*Problem statement*: Take the entries that follow and write each one out exactly.

══ Extracted entries

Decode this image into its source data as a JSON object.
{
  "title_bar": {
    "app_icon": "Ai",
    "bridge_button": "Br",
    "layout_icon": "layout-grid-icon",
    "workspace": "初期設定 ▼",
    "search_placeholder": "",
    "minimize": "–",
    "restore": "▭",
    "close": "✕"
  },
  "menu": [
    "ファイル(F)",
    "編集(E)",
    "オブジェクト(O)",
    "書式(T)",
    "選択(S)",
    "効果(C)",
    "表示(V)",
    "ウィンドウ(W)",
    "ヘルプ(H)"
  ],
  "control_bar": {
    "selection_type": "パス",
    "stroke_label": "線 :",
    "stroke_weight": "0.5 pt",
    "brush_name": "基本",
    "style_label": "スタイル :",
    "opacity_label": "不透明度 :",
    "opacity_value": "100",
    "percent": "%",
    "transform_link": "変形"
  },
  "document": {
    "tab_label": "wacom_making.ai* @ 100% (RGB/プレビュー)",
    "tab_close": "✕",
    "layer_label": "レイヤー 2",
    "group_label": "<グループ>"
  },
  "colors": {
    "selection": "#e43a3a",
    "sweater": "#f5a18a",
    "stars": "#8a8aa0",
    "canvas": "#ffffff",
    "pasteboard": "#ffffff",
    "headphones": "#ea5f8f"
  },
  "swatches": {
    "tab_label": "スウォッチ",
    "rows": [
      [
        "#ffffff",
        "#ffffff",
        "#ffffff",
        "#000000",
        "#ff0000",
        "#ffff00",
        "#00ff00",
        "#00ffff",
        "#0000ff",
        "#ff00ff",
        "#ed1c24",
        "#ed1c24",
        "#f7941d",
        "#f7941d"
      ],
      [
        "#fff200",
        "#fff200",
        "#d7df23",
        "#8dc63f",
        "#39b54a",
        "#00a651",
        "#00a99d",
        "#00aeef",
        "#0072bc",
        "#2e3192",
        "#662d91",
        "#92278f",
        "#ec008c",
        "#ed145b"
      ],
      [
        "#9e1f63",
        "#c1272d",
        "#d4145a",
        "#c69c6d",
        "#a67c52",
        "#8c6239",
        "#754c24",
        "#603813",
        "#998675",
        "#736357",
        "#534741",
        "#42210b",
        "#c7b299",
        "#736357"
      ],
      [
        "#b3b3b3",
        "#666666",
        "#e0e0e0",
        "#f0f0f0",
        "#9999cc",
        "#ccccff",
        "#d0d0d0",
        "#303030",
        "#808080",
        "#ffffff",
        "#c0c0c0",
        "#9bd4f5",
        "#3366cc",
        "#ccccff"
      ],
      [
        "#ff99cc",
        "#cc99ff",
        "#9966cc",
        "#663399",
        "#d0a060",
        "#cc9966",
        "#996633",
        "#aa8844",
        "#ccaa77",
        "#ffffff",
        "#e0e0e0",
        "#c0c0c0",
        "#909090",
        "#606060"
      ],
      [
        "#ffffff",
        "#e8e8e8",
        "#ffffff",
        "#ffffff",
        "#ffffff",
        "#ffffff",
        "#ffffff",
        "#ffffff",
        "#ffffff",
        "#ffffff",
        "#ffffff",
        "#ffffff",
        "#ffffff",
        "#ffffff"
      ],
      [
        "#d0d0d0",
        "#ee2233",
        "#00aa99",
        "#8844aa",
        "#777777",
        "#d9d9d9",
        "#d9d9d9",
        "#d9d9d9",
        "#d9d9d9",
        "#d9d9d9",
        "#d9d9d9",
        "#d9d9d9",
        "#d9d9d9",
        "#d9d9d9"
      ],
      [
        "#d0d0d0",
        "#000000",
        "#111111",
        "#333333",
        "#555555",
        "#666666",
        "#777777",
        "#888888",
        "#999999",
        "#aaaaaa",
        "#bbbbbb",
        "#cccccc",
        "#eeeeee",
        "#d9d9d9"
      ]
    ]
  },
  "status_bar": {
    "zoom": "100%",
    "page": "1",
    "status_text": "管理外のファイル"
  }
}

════

*Exercise solution*:
Decode this image into its source data as a JSON object.
{
  "title_bar": {
    "app_icon": "Ai",
    "bridge_button": "Br",
    "layout_icon": "layout-grid-icon",
    "workspace": "初期設定 ▼",
    "search_placeholder": "",
    "minimize": "–",
    "restore": "▭",
    "close": "✕"
  },
  "menu": [
    "ファイル(F)",
    "編集(E)",
    "オブジェクト(O)",
    "書式(T)",
    "選択(S)",
    "効果(C)",
    "表示(V)",
    "ウィンドウ(W)",
    "ヘルプ(H)"
  ],
  "control_bar": {
    "selection_type": "パス",
    "stroke_label": "線 :",
    "stroke_weight": "0.5 pt",
    "brush_name": "基本",
    "style_label": "スタイル :",
    "opacity_label": "不透明度 :",
    "opacity_value": "100",
    "percent": "%",
    "transform_link": "変形"
  },
  "document": {
    "tab_label": "wacom_making.ai* @ 100% (RGB/プレビュー)",
    "tab_close": "✕",
    "layer_label": "レイヤー 2",
    "group_label": "<グループ>"
  },
  "colors": {
    "selection": "#e43a3a",
    "sweater": "#f5a18a",
    "stars": "#8a8aa0",
    "canvas": "#ffffff",
    "pasteboard": "#ffffff",
    "headphones": "#ea5f8f"
  },
  "swatches": {
    "tab_label": "スウォッチ",
    "rows": [
      [
        "#ffffff",
        "#ffffff",
        "#ffffff",
        "#000000",
        "#ff0000",
        "#ffff00",
        "#00ff00",
        "#00ffff",
        "#0000ff",
        "#ff00ff",
        "#ed1c24",
        "#ed1c24",
        "#f7941d",
        "#f7941d"
      ],
      [
        "#fff200",
        "#fff200",
        "#d7df23",
        "#8dc63f",
        "#39b54a",
        "#00a651",
        "#00a99d",
        "#00aeef",
        "#0072bc",
        "#2e3192",
        "#662d91",
        "#92278f",
        "#ec008c",
        "#ed145b"
      ],
      [
        "#9e1f63",
        "#c1272d",
        "#d4145a",
        "#c69c6d",
        "#a67c52",
        "#8c6239",
        "#754c24",
        "#603813",
        "#998675",
        "#736357",
        "#534741",
        "#42210b",
        "#c7b299",
        "#736357"
      ],
      [
        "#b3b3b3",
        "#666666",
        "#e0e0e0",
        "#f0f0f0",
        "#9999cc",
        "#ccccff",
        "#d0d0d0",
        "#303030",
        "#808080",
        "#ffffff",
        "#c0c0c0",
        "#9bd4f5",
        "#3366cc",
        "#ccccff"
      ],
      [
        "#ff99cc",
        "#cc99ff",
        "#9966cc",
        "#663399",
        "#d0a060",
        "#cc9966",
        "#996633",
        "#aa8844",
        "#ccaa77",
        "#ffffff",
        "#e0e0e0",
        "#c0c0c0",
        "#909090",
        "#606060"
      ],
      [
        "#ffffff",
        "#e8e8e8",
        "#ffffff",
        "#ffffff",
        "#ffffff",
        "#ffffff",
        "#ffffff",
        "#ffffff",
        "#ffffff",
        "#ffffff",
        "#ffffff",
        "#ffffff",
        "#ffffff",
        "#ffffff"
      ],
      [
        "#d0d0d0",
        "#ee2233",
        "#00aa99",
        "#8844aa",
        "#777777",
        "#d9d9d9",
        "#d9d9d9",
        "#d9d9d9",
        "#d9d9d9",
        "#d9d9d9",
        "#d9d9d9",
        "#d9d9d9",
        "#d9d9d9",
        "#d9d9d9"
      ],
      [
        "#d0d0d0",
        "#000000",
        "#111111",
        "#333333",
        "#555555",
        "#666666",
        "#777777",
        "#888888",
        "#999999",
        "#aaaaaa",
        "#bbbbbb",
        "#cccccc",
        "#eeeeee",
        "#d9d9d9"
      ]
    ]
  },
  "status_bar": {
    "zoom": "100%",
    "page": "1",
    "status_text": "管理外のファイル"
  }
}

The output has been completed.